THE trouble with computers, say Daniel McNeill and Paul Freiberger in their engaging new book "Fuzzy Logic," is that they're programmed as yes-no, on-off, black-and-white machines in a complex world where nothing is so clear-cut. What computers need, the authors say, is a healthy dose of fuzziness.
Fuzzy logic sprang into being 29 years ago when Lotfi Zadeh, an Azerbaijani-born professor at the University of California at Berkeley, discovered it in a flash one evening. Fuzzy logic confounds conventional logic because it deals with set theory in a new way, the authors say.
If you had New Math, you may remember sets. Imagine a set of men. Jim is 6 feet, 6 inches, Tom is 5 feet, 11 inches, and Bob is 5 feet, 9 inches. Draw a circle around the men who make up the tall men set. Clearly Jim belongs in the set. Does Tom?
Conventional logic forces you to create a definition of tall. If it's 5 feet, 10 inches, then Tom is in the set. If it's 6 feet, he's not.
The problem with this logic is that its precision is artificial, the authors argue. The line that separates tall men from others is not so clear in the real world. If Tom is tall, then Bob, who is only two inches shorter, is pretty close to tall, too.
Even the ancient Greeks questioned conventional logic with their famous paradox of the heap. Remove a grain of sand from a heap, and it's still a heap. Remove another grain and another, and the heap remains. Eventually, though, there is only one grain left. Is it a heap? If not, at what point did it stop being a heap?
Zadeh said objects could be partial members of a set. At some point, the Grecian sand pile becomes a 0.5 member of the set of heaps. Tom is maybe a 0.6 member of the set of tall men. Even Bob, at 5 feet, 9 inches, retains 0.4 membership, while Jim is almost a full member at 0.95.
Such ideas contradict a long line of logicians and mathematicians who claim that A can't be both B and not-B (Aristotle's Law of Contradiction) and that A has to be either B or not-B (Aristotle's Law of Bivalence). Making up mid-points, say critics of fuzzy logic, lacks scientific rigor.
McNeill and Freiberger, who write about computers, quote these critics at length and try to answer them in a forceful way. They largely succeed. But one can't help feeling at certain points in the book that maybe the critics are onto something. Some of the examples of fuzzy theory the authors cite sound a little loose.

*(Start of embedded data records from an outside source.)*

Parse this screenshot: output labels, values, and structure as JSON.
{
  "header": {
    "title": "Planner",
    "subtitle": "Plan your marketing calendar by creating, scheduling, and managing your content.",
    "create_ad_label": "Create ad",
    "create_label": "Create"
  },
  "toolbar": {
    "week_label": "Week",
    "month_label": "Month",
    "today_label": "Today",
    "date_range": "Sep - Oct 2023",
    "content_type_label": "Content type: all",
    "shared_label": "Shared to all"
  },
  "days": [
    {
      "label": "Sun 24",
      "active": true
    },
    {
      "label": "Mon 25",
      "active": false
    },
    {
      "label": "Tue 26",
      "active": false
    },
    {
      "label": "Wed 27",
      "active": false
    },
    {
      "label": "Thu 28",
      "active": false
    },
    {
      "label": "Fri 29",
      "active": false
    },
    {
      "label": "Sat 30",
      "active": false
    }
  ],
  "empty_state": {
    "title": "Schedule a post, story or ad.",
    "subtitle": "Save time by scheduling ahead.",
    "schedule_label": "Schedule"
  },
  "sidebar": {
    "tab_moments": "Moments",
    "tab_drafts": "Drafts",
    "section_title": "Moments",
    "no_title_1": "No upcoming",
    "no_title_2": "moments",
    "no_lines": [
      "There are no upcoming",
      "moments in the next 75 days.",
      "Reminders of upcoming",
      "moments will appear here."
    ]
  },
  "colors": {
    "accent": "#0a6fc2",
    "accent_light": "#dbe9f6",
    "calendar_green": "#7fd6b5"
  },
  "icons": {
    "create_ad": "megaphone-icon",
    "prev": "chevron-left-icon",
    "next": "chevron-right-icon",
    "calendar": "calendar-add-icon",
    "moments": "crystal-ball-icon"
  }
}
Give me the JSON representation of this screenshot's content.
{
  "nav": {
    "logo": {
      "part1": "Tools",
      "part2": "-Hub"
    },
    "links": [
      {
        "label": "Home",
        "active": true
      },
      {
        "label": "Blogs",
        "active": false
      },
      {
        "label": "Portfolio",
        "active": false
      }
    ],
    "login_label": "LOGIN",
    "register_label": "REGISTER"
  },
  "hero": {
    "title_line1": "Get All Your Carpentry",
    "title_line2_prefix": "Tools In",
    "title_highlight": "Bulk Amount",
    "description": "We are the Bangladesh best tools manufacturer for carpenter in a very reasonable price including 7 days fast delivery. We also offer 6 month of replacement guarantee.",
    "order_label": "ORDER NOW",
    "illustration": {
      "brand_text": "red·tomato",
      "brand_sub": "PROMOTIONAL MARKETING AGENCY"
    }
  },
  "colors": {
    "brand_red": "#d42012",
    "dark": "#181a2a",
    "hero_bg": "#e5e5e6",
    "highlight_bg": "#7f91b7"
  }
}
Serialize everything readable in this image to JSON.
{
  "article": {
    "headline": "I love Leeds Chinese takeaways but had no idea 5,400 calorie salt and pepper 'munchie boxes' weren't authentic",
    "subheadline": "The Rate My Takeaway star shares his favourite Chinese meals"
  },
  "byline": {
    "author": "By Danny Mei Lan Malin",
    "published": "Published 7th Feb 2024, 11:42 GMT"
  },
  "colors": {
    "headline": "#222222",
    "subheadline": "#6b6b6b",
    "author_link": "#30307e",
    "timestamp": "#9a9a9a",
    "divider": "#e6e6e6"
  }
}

Opposed to this, however, is fuzzy logic's success. Japan has already moved five years ahead of the United States in designing fuzzy products. These range from fuzzy rice cookers to subway trains to auto-focus cameras.
In February 1990, Matsushita started selling a fuzzy washer - a one-button appliance that senses the clothes' dirtiness, the type of dirt, and the volume of the clothes, then evaluates a series of fuzzy IF-THEN rules. (An example might be, "If the water is very dark, then increase the water temperature.") The controller picks one of 600 procedures that vary water volume, strength of flow, and washing time.
Some of these products are more marketing hype than real. But supporters foresee more use of fuzziness and the linkup with another cutting-edge technology, called neural networks, to create systems far more advanced than artificial-intelligence machines.
US companies are just starting to evaluate fuzzy logic. This book suggests that these companies don't have much time to catch up with Japan.